# [Given information]
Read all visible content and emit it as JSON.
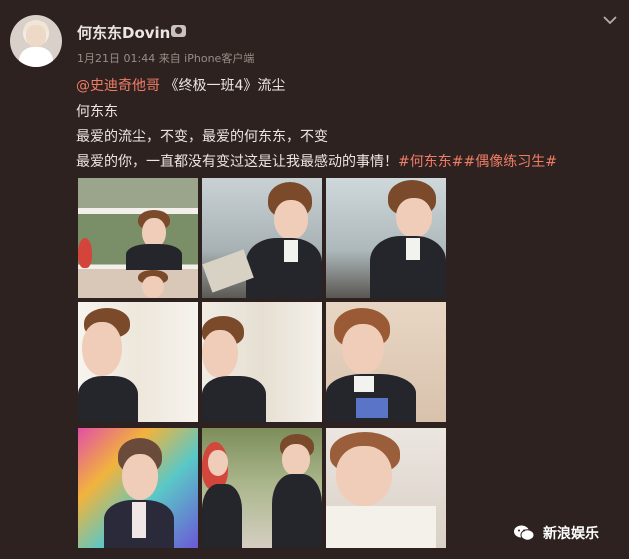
{
  "post": {
    "username": "何东东Dovin",
    "meta": "1月21日 01:44 来自 iPhone客户端",
    "line1_mention": "@史迪奇他哥",
    "line1_rest": " 《终极一班4》流尘",
    "line2": "何东东",
    "line3": "最爱的流尘，不变，最爱的何东东，不变",
    "line4_text": "最爱的你，一直都没有变过这是让我最感动的事情！",
    "line4_tags": "#何东东##偶像练习生#"
  },
  "icons": {
    "verified": "verified-badge-icon",
    "more": "chevron-down-icon",
    "wechat": "wechat-icon"
  },
  "watermark": {
    "text": "新浪娱乐"
  },
  "colors": {
    "background": "#2e2220",
    "link": "#f07c66"
  }
}
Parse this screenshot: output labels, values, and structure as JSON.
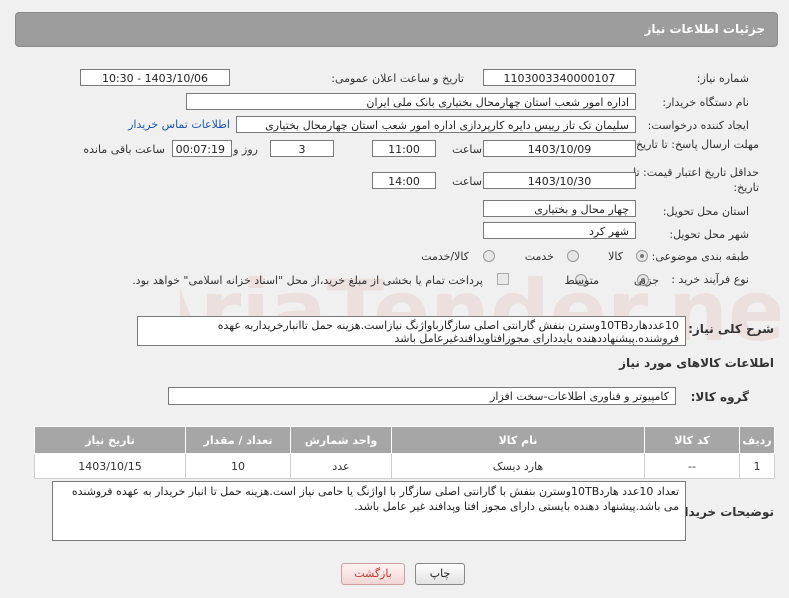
{
  "panel": {
    "title": "جزئیات اطلاعات نیاز"
  },
  "labels": {
    "need_number": "شماره نیاز:",
    "announce_datetime": "تاریخ و ساعت اعلان عمومی:",
    "buyer_org": "نام دستگاه خریدار:",
    "requester": "ایجاد کننده درخواست:",
    "reply_deadline": "مهلت ارسال پاسخ: تا تاریخ:",
    "price_validity": "حداقل تاریخ اعتبار قیمت: تا تاریخ:",
    "time": "ساعت",
    "days_and": "روز و",
    "remaining": "ساعت باقی مانده",
    "delivery_province": "استان محل تحویل:",
    "delivery_city": "شهر محل تحویل:",
    "subject_class": "طبقه بندی موضوعی:",
    "purchase_type": "نوع فرآیند خرید :",
    "general_desc": "شرح کلی نیاز:",
    "goods_info": "اطلاعات کالاهای مورد نیاز",
    "goods_group": "گروه کالا:",
    "buyer_notes": "توضیحات خریدار:"
  },
  "fields": {
    "need_number": "1103003340000107",
    "announce_datetime": "1403/10/06 - 10:30",
    "buyer_org": "اداره امور شعب استان چهارمحال بختیاری بانک ملی ایران",
    "requester": "سلیمان تک تاز رییس دایره کارپردازی  اداره امور شعب استان چهارمحال بختیاری",
    "contact_link": "اطلاعات تماس خریدار",
    "reply_date": "1403/10/09",
    "reply_time": "11:00",
    "reply_days": "3",
    "reply_remaining": "00:07:19",
    "validity_date": "1403/10/30",
    "validity_time": "14:00",
    "delivery_province": "چهار محال و بختیاری",
    "delivery_city": "شهر کرد"
  },
  "subject_options": [
    {
      "label": "کالا",
      "selected": true
    },
    {
      "label": "خدمت",
      "selected": false
    },
    {
      "label": "کالا/خدمت",
      "selected": false
    }
  ],
  "purchase_options": [
    {
      "label": "جزیی",
      "selected": true
    },
    {
      "label": "متوسط",
      "selected": false
    }
  ],
  "payment_note": "پرداخت تمام یا بخشی از مبلغ خرید،از محل \"اسناد خزانه اسلامی\" خواهد بود.",
  "general_desc": "10عددهارد10TBوسترن بنفش گارانتی اصلی سازگارباواژنگ نیازاست.هزینه حمل تاانبارخریداربه عهده فروشنده.پیشنهاددهنده بایددارای مجوزافتاویدافندغیرعامل باشد",
  "goods_group": "کامپیوتر و فناوری اطلاعات-سخت افزار",
  "table": {
    "headers": [
      "ردیف",
      "کد کالا",
      "نام کالا",
      "واحد شمارش",
      "تعداد / مقدار",
      "تاریخ نیاز"
    ],
    "rows": [
      [
        "1",
        "--",
        "هارد دیسک",
        "عدد",
        "10",
        "1403/10/15"
      ]
    ]
  },
  "buyer_notes": "تعداد 10عدد هارد10TBوسترن بنفش با گارانتی اصلی سازگار با اواژنگ یا حامی نیاز است.هزینه حمل تا انبار خریدار به عهده فروشنده می باشد.پیشنهاد دهنده بایستی دارای مجوز افتا وپدافند غیر عامل باشد.",
  "buttons": {
    "print": "چاپ",
    "back": "بازگشت"
  },
  "watermark_text": "AriaTender.net",
  "colors": {
    "panel": "#9d9d9d",
    "link": "#1a56b8",
    "back_text": "#c0392b"
  }
}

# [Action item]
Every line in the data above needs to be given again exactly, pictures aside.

# [Answer space]
Read all visible content and emit it as JSON.
{
  "post": {
    "username": "何东东Dovin",
    "meta": "1月21日 01:44 来自 iPhone客户端",
    "line1_mention": "@史迪奇他哥",
    "line1_rest": " 《终极一班4》流尘",
    "line2": "何东东",
    "line3": "最爱的流尘，不变，最爱的何东东，不变",
    "line4_text": "最爱的你，一直都没有变过这是让我最感动的事情！",
    "line4_tags": "#何东东##偶像练习生#"
  },
  "icons": {
    "verified": "verified-badge-icon",
    "more": "chevron-down-icon",
    "wechat": "wechat-icon"
  },
  "watermark": {
    "text": "新浪娱乐"
  },
  "colors": {
    "background": "#2e2220",
    "link": "#f07c66"
  }
}
Parse this screenshot: output labels, values, and structure as JSON.
{
  "panel": {
    "title": "جزئیات اطلاعات نیاز"
  },
  "labels": {
    "need_number": "شماره نیاز:",
    "announce_datetime": "تاریخ و ساعت اعلان عمومی:",
    "buyer_org": "نام دستگاه خریدار:",
    "requester": "ایجاد کننده درخواست:",
    "reply_deadline": "مهلت ارسال پاسخ: تا تاریخ:",
    "price_validity": "حداقل تاریخ اعتبار قیمت: تا تاریخ:",
    "time": "ساعت",
    "days_and": "روز و",
    "remaining": "ساعت باقی مانده",
    "delivery_province": "استان محل تحویل:",
    "delivery_city": "شهر محل تحویل:",
    "subject_class": "طبقه بندی موضوعی:",
    "purchase_type": "نوع فرآیند خرید :",
    "general_desc": "شرح کلی نیاز:",
    "goods_info": "اطلاعات کالاهای مورد نیاز",
    "goods_group": "گروه کالا:",
    "buyer_notes": "توضیحات خریدار:"
  },
  "fields": {
    "need_number": "1103003340000107",
    "announce_datetime": "1403/10/06 - 10:30",
    "buyer_org": "اداره امور شعب استان چهارمحال بختیاری بانک ملی ایران",
    "requester": "سلیمان تک تاز رییس دایره کارپردازی  اداره امور شعب استان چهارمحال بختیاری",
    "contact_link": "اطلاعات تماس خریدار",
    "reply_date": "1403/10/09",
    "reply_time": "11:00",
    "reply_days": "3",
    "reply_remaining": "00:07:19",
    "validity_date": "1403/10/30",
    "validity_time": "14:00",
    "delivery_province": "چهار محال و بختیاری",
    "delivery_city": "شهر کرد"
  },
  "subject_options": [
    {
      "label": "کالا",
      "selected": true
    },
    {
      "label": "خدمت",
      "selected": false
    },
    {
      "label": "کالا/خدمت",
      "selected": false
    }
  ],
  "purchase_options": [
    {
      "label": "جزیی",
      "selected": true
    },
    {
      "label": "متوسط",
      "selected": false
    }
  ],
  "payment_note": "پرداخت تمام یا بخشی از مبلغ خرید،از محل \"اسناد خزانه اسلامی\" خواهد بود.",
  "general_desc": "10عددهارد10TBوسترن بنفش گارانتی اصلی سازگارباواژنگ نیازاست.هزینه حمل تاانبارخریداربه عهده فروشنده.پیشنهاددهنده بایددارای مجوزافتاویدافندغیرعامل باشد",
  "goods_group": "کامپیوتر و فناوری اطلاعات-سخت افزار",
  "table": {
    "headers": [
      "ردیف",
      "کد کالا",
      "نام کالا",
      "واحد شمارش",
      "تعداد / مقدار",
      "تاریخ نیاز"
    ],
    "rows": [
      [
        "1",
        "--",
        "هارد دیسک",
        "عدد",
        "10",
        "1403/10/15"
      ]
    ]
  },
  "buyer_notes": "تعداد 10عدد هارد10TBوسترن بنفش با گارانتی اصلی سازگار با اواژنگ یا حامی نیاز است.هزینه حمل تا انبار خریدار به عهده فروشنده می باشد.پیشنهاد دهنده بایستی دارای مجوز افتا وپدافند غیر عامل باشد.",
  "buttons": {
    "print": "چاپ",
    "back": "بازگشت"
  },
  "watermark_text": "AriaTender.net",
  "colors": {
    "panel": "#9d9d9d",
    "link": "#1a56b8",
    "back_text": "#c0392b"
  }
}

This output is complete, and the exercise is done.